Employers and organizations across Canada, and many other jurisdictions, are actively encouraging accommodations for mental illness, reducing the stigma, returning people to work, and treating people with much greater respect and dignity in an inclusive and supportive atmosphere. When the WSIB makes or supports presumptions of total occupational disability based only upon the subjective opinion of treating psychologists, they appear to be going in the opposite direction from this progress. A finding of total disability should not be the default for "mental illness" injuries without sufficient objective evidence and collateral information.
PTSD is Predicated on the Severity of the Stressor
The professional literature on PTSD clearly demonstrates that the psychological response causing PTSD is predicated on the severity of the stressor. Factors such as having one’s life actually threatened, possible physical injury, object loss, and the grotesqueness of the traumatic event, all contribute to the development of PTSD. The Forensic IME assessment should not only confirm the diagnosis, and a finding of total occupational disability (if applicable), but also the severity of the alleged sudden and unexpected traumatic event (which is not every sudden and unexpected event) or the severity of the cumulative or gradual onset traumatic events using these categories for evaluating the alleged or reported traumatic stressor.
Require Written Explanation of the Criteria is Met
Require that the Board obtain and provide you with an explanation in writing, as to how the event giving rise to PTSD meets the specific and detailed criteria of both the Board Policy (TMS) and DSM requirements.

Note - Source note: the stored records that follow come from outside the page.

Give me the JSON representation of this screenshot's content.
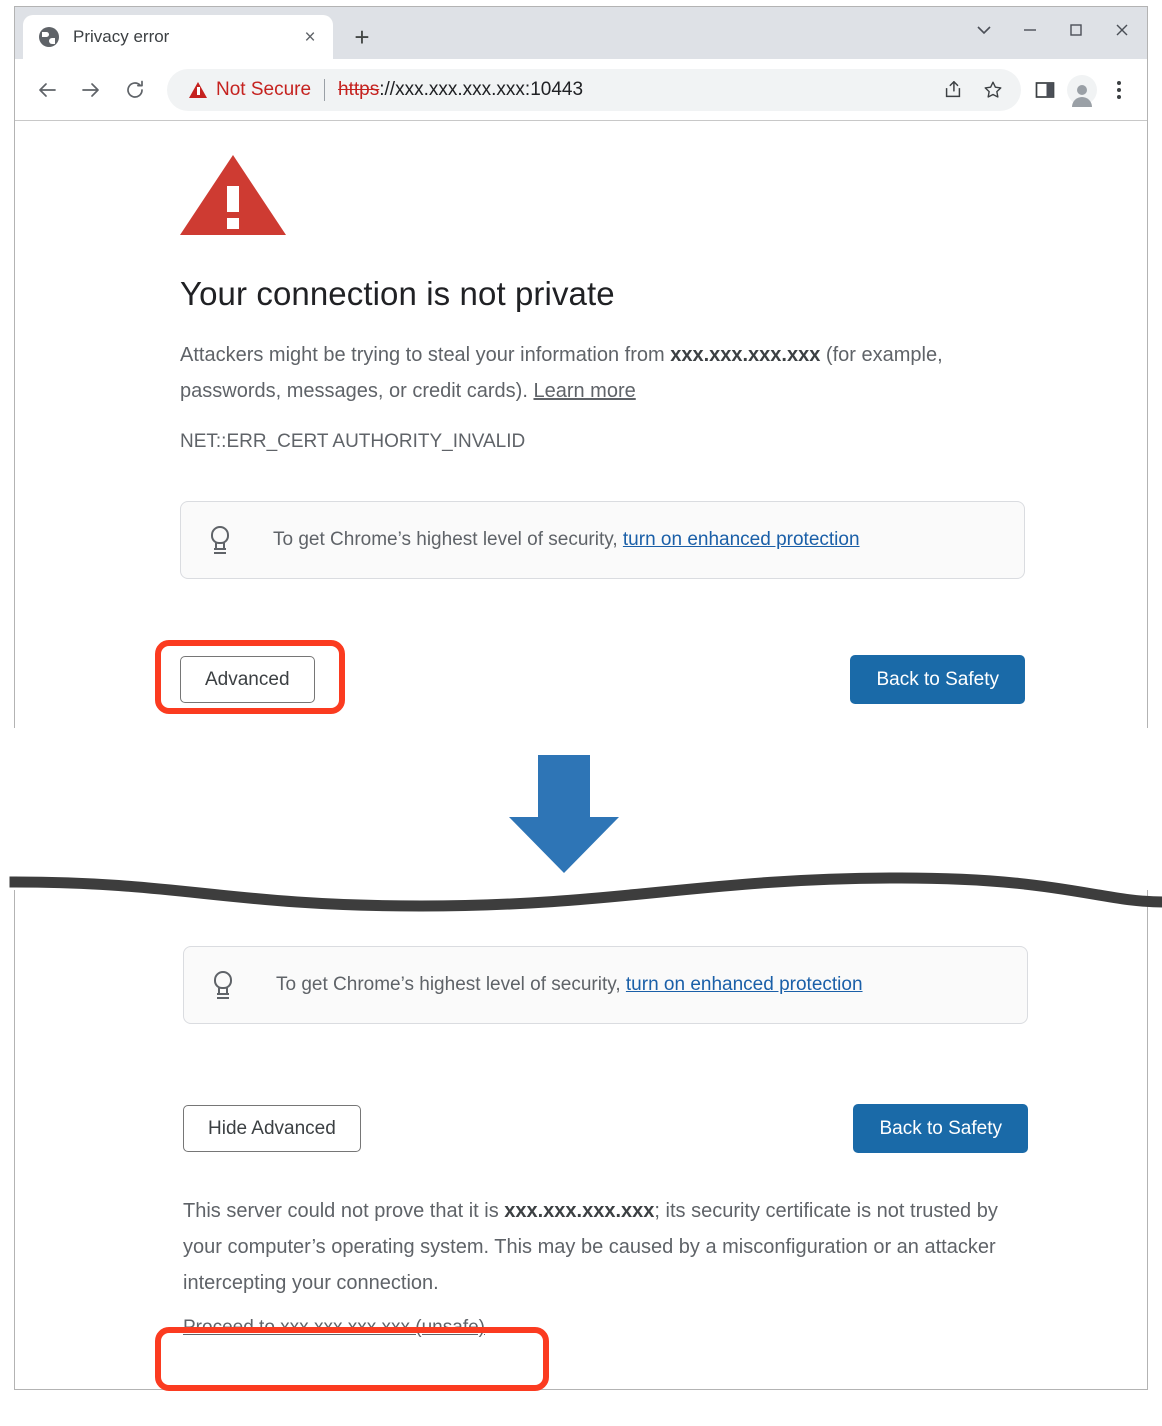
{
  "window": {
    "tab": {
      "title": "Privacy error",
      "favicon": "globe-icon",
      "close": "×"
    },
    "new_tab_label": "+",
    "controls": {
      "tab_search": "∨",
      "minimize": "−",
      "maximize": "□",
      "close": "×"
    },
    "toolbar": {
      "back": "←",
      "forward": "→",
      "reload": "⟳",
      "security_label": "Not Secure",
      "url_scheme": "https",
      "url_rest": "://xxx.xxx.xxx.xxx:10443",
      "share_icon": "share-icon",
      "bookmark_icon": "star-icon",
      "side_panel_icon": "side-panel-icon",
      "profile_icon": "profile-avatar",
      "menu_icon": "three-dot-menu"
    }
  },
  "error_page": {
    "icon": "warning-triangle-icon",
    "title": "Your connection is not private",
    "body_prefix": "Attackers might be trying to steal your information from ",
    "body_host": "xxx.xxx.xxx.xxx",
    "body_suffix": " (for example, passwords, messages, or credit cards). ",
    "learn_more": "Learn more",
    "error_code": "NET::ERR_CERT AUTHORITY_INVALID",
    "tip": {
      "icon": "lightbulb-icon",
      "text": "To get Chrome’s highest level of security, ",
      "link": "turn on enhanced protection"
    },
    "buttons": {
      "advanced": "Advanced",
      "back_to_safety": "Back to Safety"
    }
  },
  "expanded_page": {
    "tip": {
      "icon": "lightbulb-icon",
      "text": "To get Chrome’s highest level of security, ",
      "link": "turn on enhanced protection"
    },
    "buttons": {
      "hide_advanced": "Hide Advanced",
      "back_to_safety": "Back to Safety"
    },
    "detail_prefix": "This server could not prove that it is ",
    "detail_host": "xxx.xxx.xxx.xxx",
    "detail_suffix": "; its security certificate is not trusted by your computer’s operating system. This may be caused by a misconfiguration or an attacker intercepting your connection.",
    "proceed_link": "Proceed to xxx.xxx.xxx.xxx (unsafe)"
  },
  "annotations": {
    "arrow": "blue-down-arrow",
    "highlight_advanced": "red-rounded-rect",
    "highlight_proceed": "red-rounded-rect",
    "accent_red": "#fb3b20",
    "accent_blue": "#2e75b6",
    "button_blue": "#1a6aa8",
    "warning_red": "#ce3b32"
  }
}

The DSM IV applies for non-emergency responders and DSM V applies for emergency responders. There are significant diagnostic differences between DSM IV and DSM V and these are mandatory in Board Policy. The Board’s written explanation should be reviewed with these criteria in mind.
About the Author
Cézanne Charlebois, Charlebois Associates. Cézanne is a Certified Specialist in Workplace Safety and Insurance Law, practicing almost exclusively in management-side workers’ compensation law for employers throughout the province of Ontario in all areas of claims management. She conducts appeals under the Workplace Safety and Insurance Act at the WSIB Appeals Branch and the Workplace Safety and Insurance Appeals Tribunal (WSIAT). She is known for taking on impossible, challenging, complex and even fatality claims and winning big for her clients.